at dinner with jennie in sonoma valley (november 2009)

Sometimes beauty arises where you least expect it – like all of the peanut butter pies that the food blogging community posted per Jennie’s modest request after her husband tragically passed away two weeks ago. Or in this, my favorite tribute to Jennie and Mikey by my dear friends Todd and Diane.

a fund for jennie
Thanks to the efforts of Shauna and Maggy, we can offer some longer term support. Maggy, Erika, and Aimée have launched Bloggers without Borders and one of their first assistance projects is a fundraiser for Jennie and her girls. Many bloggers are participating by holding auctions and sharing the news. As part of this blogging community and as Jennie’s friend, I’m doing my small part to help and to get the word out.

I’m sort of raffling off two of my 12×18 inch photographs (matted to 18×24 inches, all archival materials) to two winners who will be drawn at random. I say sort of because it’s one ticket per person, but you are of course welcome to donate more than the cost of a ticket if you are so inclined. It’s about helping Jennie more than anything else.

Here are the rules:

1) To enter, donate a minimum of $10 to Bloggers without Borders (donate via the button below) AND leave a comment on this post sharing what you find beautiful in life.
2) This raffle is open to everyone.
3) One entry per person, please.
4) Deadline to leave a comment is 12:00 pm (noon) extended to midnight, Mountain Daylight Time on Monday, August 29, 2011.
5) Winners will be chosen at random from the comments and verified with Bloggers without Borders.
6) The winners are to select a photo of their choice.
7) The photos will ship anywhere (at my cost).

Or if you want to donate, but don’t want to enter the raffle – that’s perfectly fine too! Either way, thank you for your kindness and your generosity.

click this button to donate to a fund for jennie at bloggers without borders

Donate to Bloggers Without Borders

a few of the photos the winners can choose from

There is a recipe too since these wonderful people and this incredible community are a part of my life because of food. In fact, I wouldn’t have known about nor made this recipe if Diane hadn’t introduced me to banh mi, the delectable sandwich of her people made with baguette, pâté, cilantro, a protein (pork, ham, etc.), pickled carrots and daikon, cucumber, and mayonnaise. I determined that I needed those pickles.
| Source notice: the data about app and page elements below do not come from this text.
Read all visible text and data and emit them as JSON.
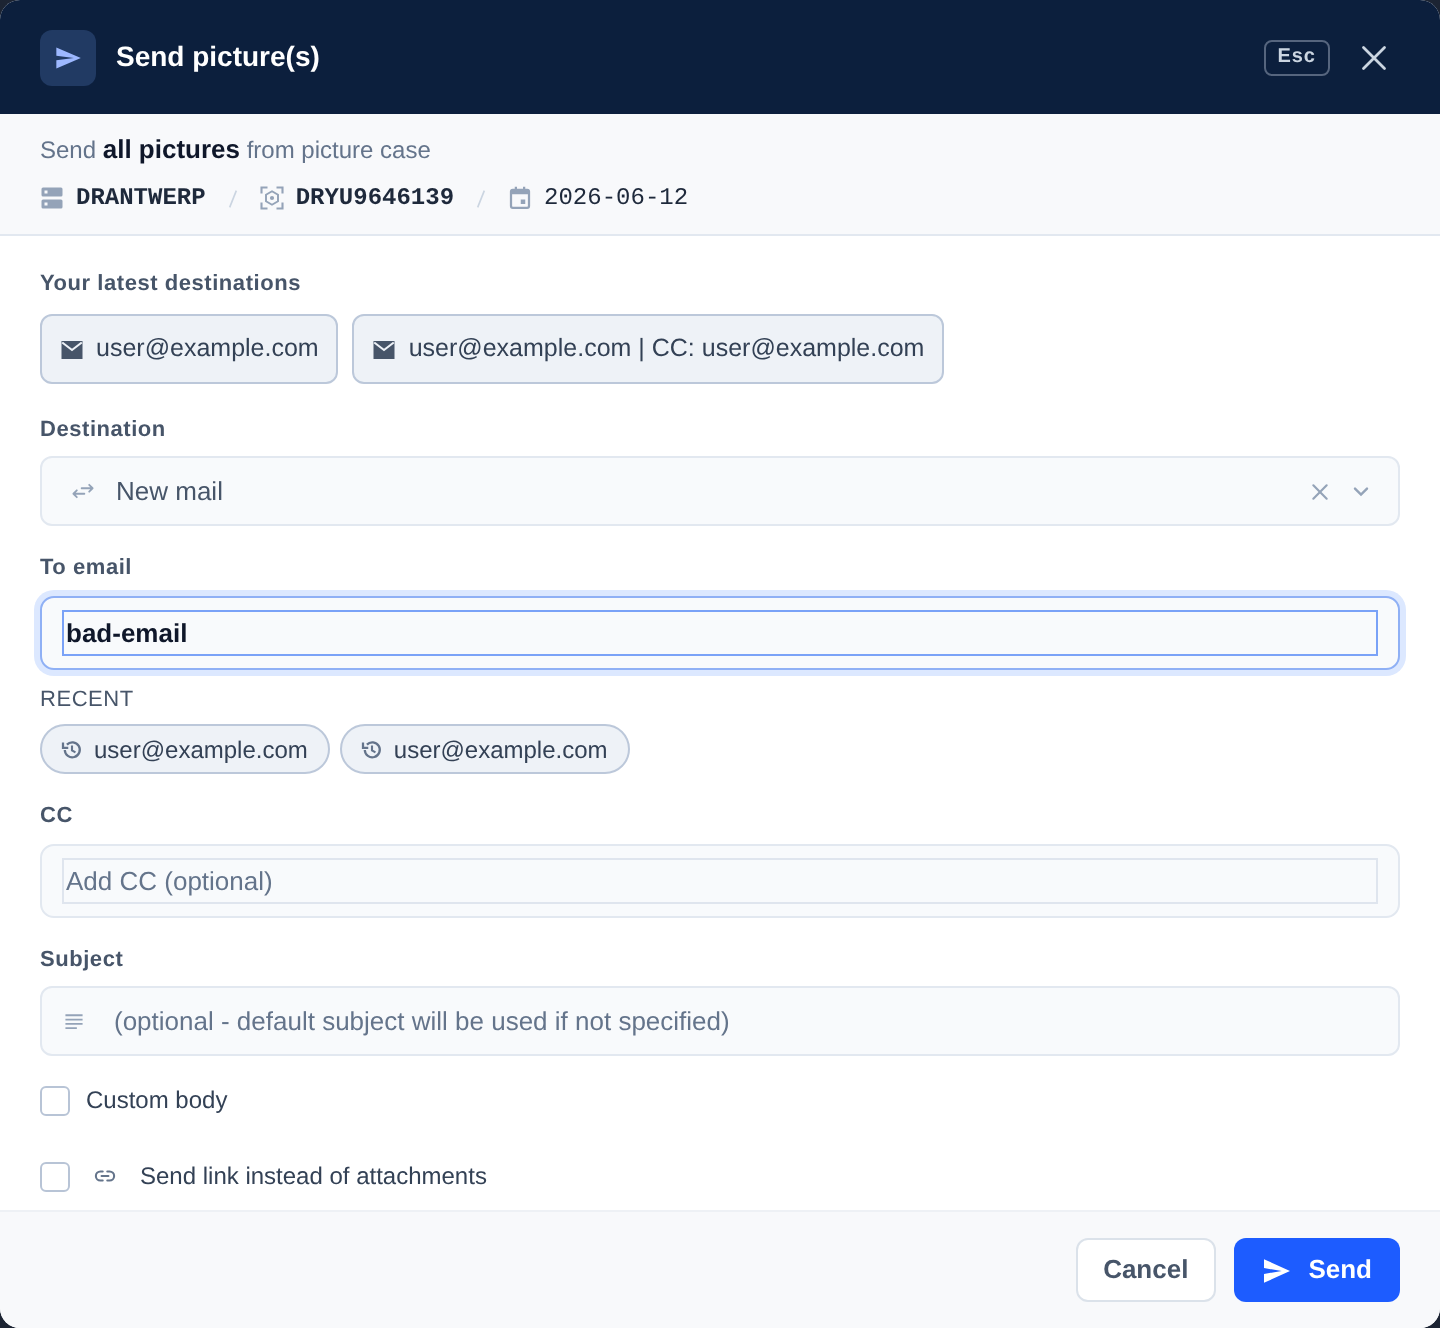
{
  "dialog": {
    "title": "Send picture(s)",
    "shortcut": "Esc"
  },
  "summary": {
    "text": "Send **all pictures** from picture case",
    "meta": [
      {
        "kind": "location",
        "text": "DRANTWERP"
      },
      {
        "kind": "container",
        "text": "DRYU9646139"
      },
      {
        "kind": "date",
        "text": "2026-06-12"
      }
    ]
  },
  "latest_destinations": {
    "label": "Your latest destinations",
    "items": [
      "user@example.com",
      "user@example.com | CC: user@example.com"
    ]
  },
  "destination": {
    "label": "Destination",
    "value": "New mail"
  },
  "to_email": {
    "label": "To email",
    "value": "bad-email",
    "focused": true
  },
  "recent": {
    "label": "RECENT",
    "items": [
      "user@example.com",
      "user@example.com"
    ]
  },
  "cc": {
    "label": "CC",
    "placeholder": "Add CC (optional)"
  },
  "subject": {
    "label": "Subject",
    "placeholder": "(optional - default subject will be used if not specified)"
  },
  "options": [
    {
      "kind": "plain",
      "label": "Custom body",
      "checked": false
    },
    {
      "kind": "link",
      "label": "Send link instead of attachments",
      "checked": false
    }
  ],
  "buttons": [
    {
      "kind": "secondary",
      "label": "Cancel"
    },
    {
      "kind": "primary",
      "label": "Send"
    }
  ]
}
So I made them myself a while back (as you can tell from the henna tattoos on my hand). [NOTE: I pickled cucumbers with the daikon and carrot, but I don’t add cucumbers anymore because their excess liquid dilutes the pickling power too much.]

typically daikon and carrots, but i added the cucumbers too
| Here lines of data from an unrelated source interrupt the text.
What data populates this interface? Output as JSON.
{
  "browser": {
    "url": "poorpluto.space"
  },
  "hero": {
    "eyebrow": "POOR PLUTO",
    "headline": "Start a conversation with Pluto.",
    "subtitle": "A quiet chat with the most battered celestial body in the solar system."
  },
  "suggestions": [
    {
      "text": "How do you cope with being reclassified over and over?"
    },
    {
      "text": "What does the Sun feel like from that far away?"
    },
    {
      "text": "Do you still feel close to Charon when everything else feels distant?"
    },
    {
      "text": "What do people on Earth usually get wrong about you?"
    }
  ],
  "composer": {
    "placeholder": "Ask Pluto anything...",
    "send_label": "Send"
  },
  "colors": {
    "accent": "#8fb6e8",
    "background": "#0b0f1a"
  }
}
**Jump for more butter**

hunger has no place at the table

Wednesday, November 24th, 2010

I’ve been watching my Twitter feed scroll by for the past week filled with descriptions of what people are making for Thanksgiving. When the majority of those you follow are food bloggers, it makes for some delectable tweet streams around the holidays. But I keep my distance from the dinner menu delirium because I’m not a traditionalist and we typically forgo turkey and friends in favor of a simpler meal. I’d rather spend my day outside skiing or hiking than inside preparing a giant meal that makes me sleepy. The thing is, I have a choice. There are a lot of people in this world who have no choice what they eat and even worse if they eat.
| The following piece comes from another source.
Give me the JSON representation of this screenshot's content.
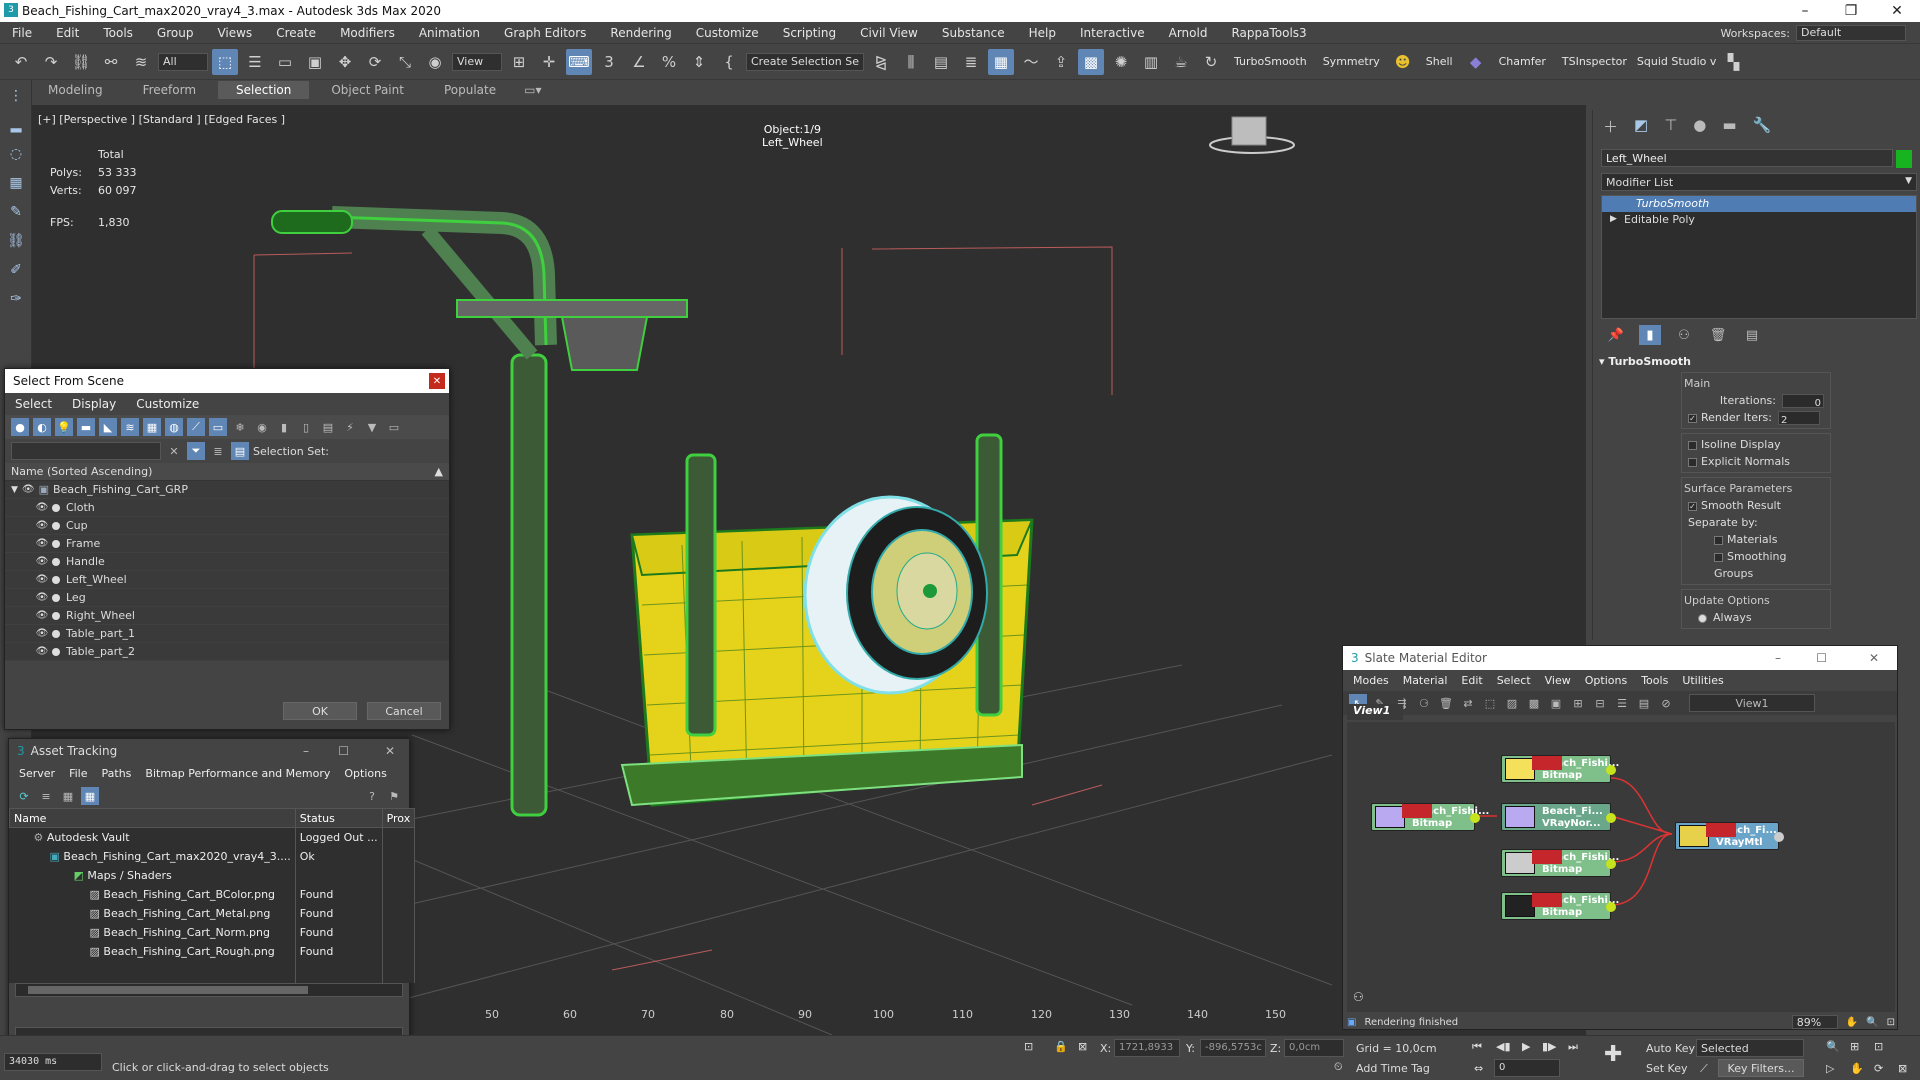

hunger is a reality for millions in this world

Last Thursday was my friend, Jennie Perillo‘s birthday. Jennie is so witty, smart, beautiful, hilarious, and kind. The woman has a heart of gold. On her birthday she emailed her friends and asked us to join her in closing the hunger gap – be it locally or globally or anywhere in between. Jennie is supporting Share Our Strength with a donation.

Yes. Yes, of course. For me, with the luxury to choose what I eat on this Thanksgiving holiday and on every day, I also choose that someone else shall not go hungry. My hope is that my contribution to The Hunger Project will help find a sustainable solution to ending world hunger.

And you can join us. Donate to an organization of your choice or one that we are supporting. Visit Jennie’s site to find other participating food bloggers.

Thanksgiving is about what you are thankful for… and giving thanks. Thank you so much for reading.